* **WHAT YOU WILL DO**
Each line with the word "java" must appear in the answer, copied from the records.

Page and application data records
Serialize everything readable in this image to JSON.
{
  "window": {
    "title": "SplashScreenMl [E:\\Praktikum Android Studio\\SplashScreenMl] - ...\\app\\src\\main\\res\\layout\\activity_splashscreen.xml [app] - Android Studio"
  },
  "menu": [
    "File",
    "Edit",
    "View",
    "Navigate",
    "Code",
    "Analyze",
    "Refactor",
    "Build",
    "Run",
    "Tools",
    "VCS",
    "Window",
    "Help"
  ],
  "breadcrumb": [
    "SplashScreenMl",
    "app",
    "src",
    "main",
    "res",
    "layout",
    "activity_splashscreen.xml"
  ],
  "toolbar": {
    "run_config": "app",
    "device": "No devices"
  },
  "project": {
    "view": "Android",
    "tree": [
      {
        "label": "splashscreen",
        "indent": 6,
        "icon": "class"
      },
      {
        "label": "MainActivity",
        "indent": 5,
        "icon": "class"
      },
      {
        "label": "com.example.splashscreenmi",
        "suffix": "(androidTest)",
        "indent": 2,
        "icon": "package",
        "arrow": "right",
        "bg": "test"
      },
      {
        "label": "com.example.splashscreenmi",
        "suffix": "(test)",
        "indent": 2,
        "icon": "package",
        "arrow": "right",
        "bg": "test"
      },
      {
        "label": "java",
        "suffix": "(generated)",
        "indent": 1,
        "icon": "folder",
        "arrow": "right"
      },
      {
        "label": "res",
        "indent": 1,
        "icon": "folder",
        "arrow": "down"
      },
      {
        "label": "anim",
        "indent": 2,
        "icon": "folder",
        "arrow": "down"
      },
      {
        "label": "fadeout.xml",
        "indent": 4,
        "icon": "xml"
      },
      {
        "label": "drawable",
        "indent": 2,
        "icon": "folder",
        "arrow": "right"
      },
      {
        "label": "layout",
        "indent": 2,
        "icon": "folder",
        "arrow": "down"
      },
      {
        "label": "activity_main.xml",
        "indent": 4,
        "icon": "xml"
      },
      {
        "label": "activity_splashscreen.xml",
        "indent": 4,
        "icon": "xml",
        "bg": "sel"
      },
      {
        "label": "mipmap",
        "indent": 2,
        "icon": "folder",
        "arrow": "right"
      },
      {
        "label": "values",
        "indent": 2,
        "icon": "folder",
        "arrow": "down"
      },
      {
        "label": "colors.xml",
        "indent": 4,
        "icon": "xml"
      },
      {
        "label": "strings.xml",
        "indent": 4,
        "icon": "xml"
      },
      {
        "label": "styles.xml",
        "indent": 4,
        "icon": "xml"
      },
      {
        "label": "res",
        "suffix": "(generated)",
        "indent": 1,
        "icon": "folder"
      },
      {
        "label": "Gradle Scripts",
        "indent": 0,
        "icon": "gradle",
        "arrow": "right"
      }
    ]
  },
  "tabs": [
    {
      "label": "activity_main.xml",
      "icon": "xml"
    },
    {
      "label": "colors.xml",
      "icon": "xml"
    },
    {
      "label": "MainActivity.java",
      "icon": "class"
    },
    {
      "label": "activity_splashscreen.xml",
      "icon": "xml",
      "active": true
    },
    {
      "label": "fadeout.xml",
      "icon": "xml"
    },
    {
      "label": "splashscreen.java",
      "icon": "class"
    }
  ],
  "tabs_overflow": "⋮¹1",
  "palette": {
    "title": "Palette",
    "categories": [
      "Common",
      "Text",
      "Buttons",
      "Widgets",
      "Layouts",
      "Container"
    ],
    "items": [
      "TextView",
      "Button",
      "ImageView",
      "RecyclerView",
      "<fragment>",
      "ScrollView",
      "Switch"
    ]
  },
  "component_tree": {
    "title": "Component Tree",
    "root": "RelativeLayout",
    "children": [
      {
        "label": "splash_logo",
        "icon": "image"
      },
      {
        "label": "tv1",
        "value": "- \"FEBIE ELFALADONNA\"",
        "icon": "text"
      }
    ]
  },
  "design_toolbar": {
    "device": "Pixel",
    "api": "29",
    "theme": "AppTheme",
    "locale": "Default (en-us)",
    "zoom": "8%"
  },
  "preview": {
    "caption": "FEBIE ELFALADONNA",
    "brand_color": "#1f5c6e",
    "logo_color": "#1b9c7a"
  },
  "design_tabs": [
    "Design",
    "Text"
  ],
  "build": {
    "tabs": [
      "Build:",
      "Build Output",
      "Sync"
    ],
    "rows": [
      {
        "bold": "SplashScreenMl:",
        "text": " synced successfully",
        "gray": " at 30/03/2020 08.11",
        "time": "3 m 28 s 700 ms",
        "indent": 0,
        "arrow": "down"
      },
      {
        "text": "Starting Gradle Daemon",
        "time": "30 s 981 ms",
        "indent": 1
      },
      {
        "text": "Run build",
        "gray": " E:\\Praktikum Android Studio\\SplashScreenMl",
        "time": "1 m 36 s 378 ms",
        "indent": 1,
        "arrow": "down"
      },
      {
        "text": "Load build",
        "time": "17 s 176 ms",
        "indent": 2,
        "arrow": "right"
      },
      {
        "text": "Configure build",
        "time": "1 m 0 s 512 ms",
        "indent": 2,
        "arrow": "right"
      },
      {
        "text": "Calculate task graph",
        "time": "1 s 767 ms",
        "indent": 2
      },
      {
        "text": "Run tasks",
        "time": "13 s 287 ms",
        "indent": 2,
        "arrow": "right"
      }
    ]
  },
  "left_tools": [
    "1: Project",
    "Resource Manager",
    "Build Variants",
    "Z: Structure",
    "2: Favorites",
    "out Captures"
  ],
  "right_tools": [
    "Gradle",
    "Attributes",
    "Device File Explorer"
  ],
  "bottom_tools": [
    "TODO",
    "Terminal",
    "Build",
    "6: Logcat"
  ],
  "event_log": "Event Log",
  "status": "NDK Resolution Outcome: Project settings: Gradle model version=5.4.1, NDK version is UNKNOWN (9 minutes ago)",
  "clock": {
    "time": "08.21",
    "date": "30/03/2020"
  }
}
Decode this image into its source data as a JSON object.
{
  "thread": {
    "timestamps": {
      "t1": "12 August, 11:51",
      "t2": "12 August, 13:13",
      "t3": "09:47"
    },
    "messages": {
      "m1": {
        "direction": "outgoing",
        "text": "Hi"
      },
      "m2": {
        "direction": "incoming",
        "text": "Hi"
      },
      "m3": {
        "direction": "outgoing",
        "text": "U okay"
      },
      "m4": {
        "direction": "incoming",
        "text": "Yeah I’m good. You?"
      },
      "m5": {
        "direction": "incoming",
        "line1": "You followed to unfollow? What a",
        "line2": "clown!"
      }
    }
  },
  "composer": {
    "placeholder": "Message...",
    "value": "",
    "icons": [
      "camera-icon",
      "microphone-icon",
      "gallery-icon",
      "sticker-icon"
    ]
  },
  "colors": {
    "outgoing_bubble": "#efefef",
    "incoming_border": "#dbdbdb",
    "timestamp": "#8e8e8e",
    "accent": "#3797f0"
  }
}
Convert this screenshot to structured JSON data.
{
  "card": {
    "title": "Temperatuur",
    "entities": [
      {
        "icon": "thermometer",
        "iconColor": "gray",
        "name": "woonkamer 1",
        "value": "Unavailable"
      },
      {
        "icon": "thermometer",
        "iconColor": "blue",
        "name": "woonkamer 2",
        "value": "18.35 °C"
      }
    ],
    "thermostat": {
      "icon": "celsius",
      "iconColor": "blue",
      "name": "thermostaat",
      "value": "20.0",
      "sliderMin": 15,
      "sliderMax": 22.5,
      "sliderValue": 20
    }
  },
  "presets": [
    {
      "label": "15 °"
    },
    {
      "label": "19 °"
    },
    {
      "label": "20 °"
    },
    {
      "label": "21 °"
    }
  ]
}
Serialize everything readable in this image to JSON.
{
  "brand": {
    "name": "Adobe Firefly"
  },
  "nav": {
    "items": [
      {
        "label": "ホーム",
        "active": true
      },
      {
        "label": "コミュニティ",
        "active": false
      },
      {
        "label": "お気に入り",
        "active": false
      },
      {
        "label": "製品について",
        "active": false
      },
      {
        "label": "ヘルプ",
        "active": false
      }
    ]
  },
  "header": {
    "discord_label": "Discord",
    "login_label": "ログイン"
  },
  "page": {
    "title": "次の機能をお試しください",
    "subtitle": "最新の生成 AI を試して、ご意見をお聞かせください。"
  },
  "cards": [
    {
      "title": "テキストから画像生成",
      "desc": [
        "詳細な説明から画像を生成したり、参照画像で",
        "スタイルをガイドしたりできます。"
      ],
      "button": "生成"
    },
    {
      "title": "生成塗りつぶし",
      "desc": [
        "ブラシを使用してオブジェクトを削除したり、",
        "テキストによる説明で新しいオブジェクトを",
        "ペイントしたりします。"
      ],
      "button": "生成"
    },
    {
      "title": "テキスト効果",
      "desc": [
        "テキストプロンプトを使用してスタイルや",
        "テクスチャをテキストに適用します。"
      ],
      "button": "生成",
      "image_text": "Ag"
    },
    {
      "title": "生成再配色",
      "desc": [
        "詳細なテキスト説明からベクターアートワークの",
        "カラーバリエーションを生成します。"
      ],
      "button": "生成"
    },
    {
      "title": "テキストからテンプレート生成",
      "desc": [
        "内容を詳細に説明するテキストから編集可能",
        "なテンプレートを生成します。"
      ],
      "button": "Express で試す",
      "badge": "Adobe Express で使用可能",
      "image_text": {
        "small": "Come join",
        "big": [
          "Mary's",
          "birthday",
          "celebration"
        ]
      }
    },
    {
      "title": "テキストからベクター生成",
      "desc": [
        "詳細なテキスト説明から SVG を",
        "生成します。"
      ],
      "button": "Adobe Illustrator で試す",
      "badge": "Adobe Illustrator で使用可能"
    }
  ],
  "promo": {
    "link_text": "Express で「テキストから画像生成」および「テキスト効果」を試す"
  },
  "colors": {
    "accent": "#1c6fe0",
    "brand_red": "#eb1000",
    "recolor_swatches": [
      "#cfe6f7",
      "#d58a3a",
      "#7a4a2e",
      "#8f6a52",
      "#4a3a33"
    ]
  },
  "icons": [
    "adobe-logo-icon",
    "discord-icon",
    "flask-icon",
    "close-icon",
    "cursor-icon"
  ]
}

* **RESPONSE TO THIS EXERCISE**
        "label": "java",
      "label": "MainActivity.java",
      "label": "splashscreen.java",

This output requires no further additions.